= EXERCISE =
Scan the listing below. Copy each line that contains "text".

= RECORDS FOR THE TASK =
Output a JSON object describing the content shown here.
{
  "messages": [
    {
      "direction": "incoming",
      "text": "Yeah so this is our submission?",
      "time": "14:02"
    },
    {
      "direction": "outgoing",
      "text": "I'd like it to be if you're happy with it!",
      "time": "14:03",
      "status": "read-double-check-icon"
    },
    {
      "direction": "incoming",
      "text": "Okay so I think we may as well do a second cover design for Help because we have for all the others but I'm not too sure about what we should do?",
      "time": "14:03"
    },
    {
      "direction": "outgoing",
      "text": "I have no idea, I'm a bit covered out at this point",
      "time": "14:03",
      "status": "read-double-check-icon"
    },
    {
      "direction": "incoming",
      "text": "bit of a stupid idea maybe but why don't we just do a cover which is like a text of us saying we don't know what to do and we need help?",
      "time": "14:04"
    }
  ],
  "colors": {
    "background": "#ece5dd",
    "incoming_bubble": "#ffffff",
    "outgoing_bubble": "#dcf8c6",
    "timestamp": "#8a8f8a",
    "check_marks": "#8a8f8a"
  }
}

= SOLVED EXERCISE =
      "text": "Yeah so this is our submission?",
      "text": "I'd like it to be if you're happy with it!",
      "text": "Okay so I think we may as well do a second cover design for Help because we have for all the others but I'm not too sure about what we should do?",
      "text": "I have no idea, I'm a bit covered out at this point",
      "text": "bit of a stupid idea maybe but why don't we just do a cover which is like a text of us saying we don't know what to do and we need help?",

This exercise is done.